## What to produce
Repeat the following data exactly, omitting pictures.

## Material for this task
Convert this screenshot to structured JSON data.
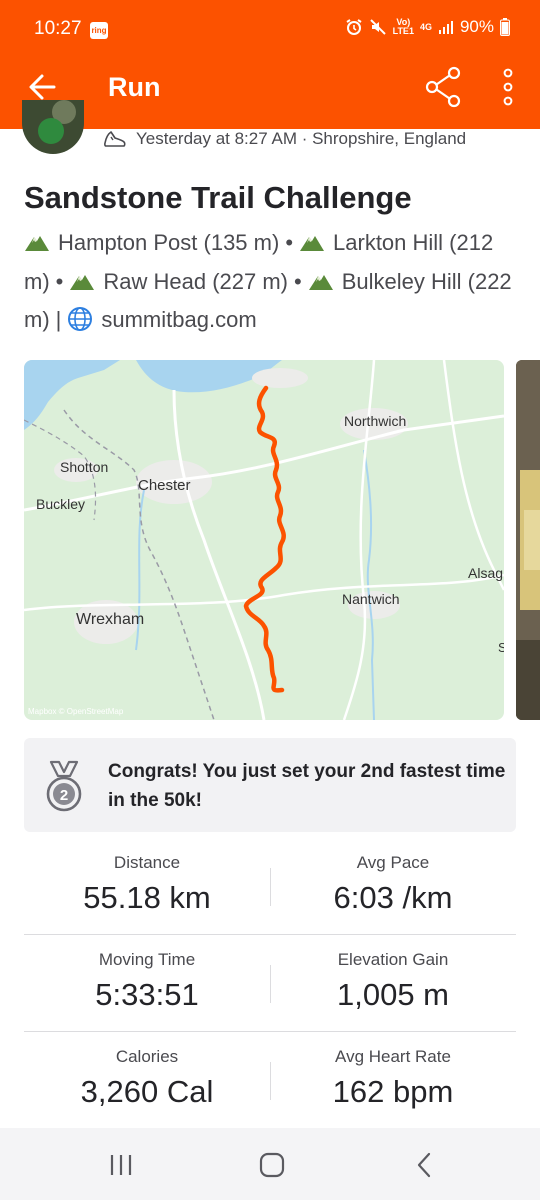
{
  "status_bar": {
    "time": "10:27",
    "ring_badge": "ring",
    "network_top": "Vo)",
    "network_bottom": "LTE1",
    "signal_type": "4G",
    "battery": "90%",
    "icons": [
      "alarm-icon",
      "mute-icon",
      "signal-icon",
      "battery-icon"
    ]
  },
  "app_bar": {
    "title": "Run",
    "icons": [
      "back-arrow-icon",
      "share-icon",
      "more-vert-icon"
    ]
  },
  "activity": {
    "meta": "Yesterday at 8:27 AM · Shropshire, England",
    "title": "Sandstone Trail Challenge",
    "summits": [
      {
        "name": "Hampton Post (135 m)"
      },
      {
        "name": "Larkton Hill (212 m)"
      },
      {
        "name": "Raw Head (227 m)"
      },
      {
        "name": "Bulkeley Hill (222 m)"
      }
    ],
    "separator": "•",
    "pipe": "|",
    "link": "summitbag.com"
  },
  "map": {
    "labels": {
      "northwich": "Northwich",
      "shotton": "Shotton",
      "chester": "Chester",
      "buckley": "Buckley",
      "alsager": "Alsag",
      "nantwich": "Nantwich",
      "wrexham": "Wrexham",
      "attribution": "Mapbox © OpenStreetMap",
      "edge_s": "S"
    },
    "route_color": "#fc5200"
  },
  "achievement": {
    "text": "Congrats! You just set your 2nd fastest time in the 50k!",
    "medal_rank": "2"
  },
  "stats": [
    {
      "label": "Distance",
      "value": "55.18 km"
    },
    {
      "label": "Avg Pace",
      "value": "6:03 /km"
    },
    {
      "label": "Moving Time",
      "value": "5:33:51"
    },
    {
      "label": "Elevation Gain",
      "value": "1,005 m"
    },
    {
      "label": "Calories",
      "value": "3,260 Cal"
    },
    {
      "label": "Avg Heart Rate",
      "value": "162 bpm"
    }
  ],
  "nav_bar": {
    "icons": [
      "recents-icon",
      "home-icon",
      "back-icon"
    ]
  },
  "colors": {
    "brand": "#fc5200",
    "text": "#242428",
    "muted": "#4a4a4f",
    "card_bg": "#f2f2f4",
    "link_icon": "#2d7fe0"
  }
}
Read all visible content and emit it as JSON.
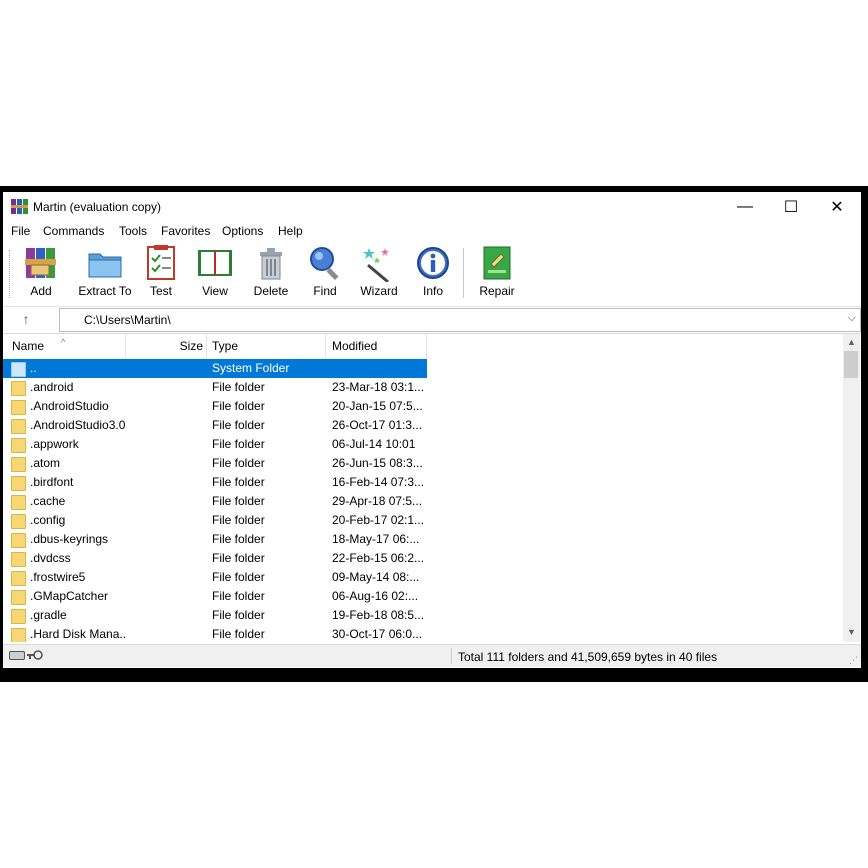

## Output below
Convert this screenshot to structured JSON data.
{
  "status_bar": {
    "time": "10:27",
    "ring_badge": "ring",
    "network_top": "Vo)",
    "network_bottom": "LTE1",
    "signal_type": "4G",
    "battery": "90%",
    "icons": [
      "alarm-icon",
      "mute-icon",
      "signal-icon",
      "battery-icon"
    ]
  },
  "app_bar": {
    "title": "Run",
    "icons": [
      "back-arrow-icon",
      "share-icon",
      "more-vert-icon"
    ]
  },
  "activity": {
    "meta": "Yesterday at 8:27 AM · Shropshire, England",
    "title": "Sandstone Trail Challenge",
    "summits": [
      {
        "name": "Hampton Post (135 m)"
      },
      {
        "name": "Larkton Hill (212 m)"
      },
      {
        "name": "Raw Head (227 m)"
      },
      {
        "name": "Bulkeley Hill (222 m)"
      }
    ],
    "separator": "•",
    "pipe": "|",
    "link": "summitbag.com"
  },
  "map": {
    "labels": {
      "northwich": "Northwich",
      "shotton": "Shotton",
      "chester": "Chester",
      "buckley": "Buckley",
      "alsager": "Alsag",
      "nantwich": "Nantwich",
      "wrexham": "Wrexham",
      "attribution": "Mapbox © OpenStreetMap",
      "edge_s": "S"
    },
    "route_color": "#fc5200"
  },
  "achievement": {
    "text": "Congrats! You just set your 2nd fastest time in the 50k!",
    "medal_rank": "2"
  },
  "stats": [
    {
      "label": "Distance",
      "value": "55.18 km"
    },
    {
      "label": "Avg Pace",
      "value": "6:03 /km"
    },
    {
      "label": "Moving Time",
      "value": "5:33:51"
    },
    {
      "label": "Elevation Gain",
      "value": "1,005 m"
    },
    {
      "label": "Calories",
      "value": "3,260 Cal"
    },
    {
      "label": "Avg Heart Rate",
      "value": "162 bpm"
    }
  ],
  "nav_bar": {
    "icons": [
      "recents-icon",
      "home-icon",
      "back-icon"
    ]
  },
  "colors": {
    "brand": "#fc5200",
    "text": "#242428",
    "muted": "#4a4a4f",
    "card_bg": "#f2f2f4",
    "link_icon": "#2d7fe0"
  }
}
Read all visible content and emit it as JSON.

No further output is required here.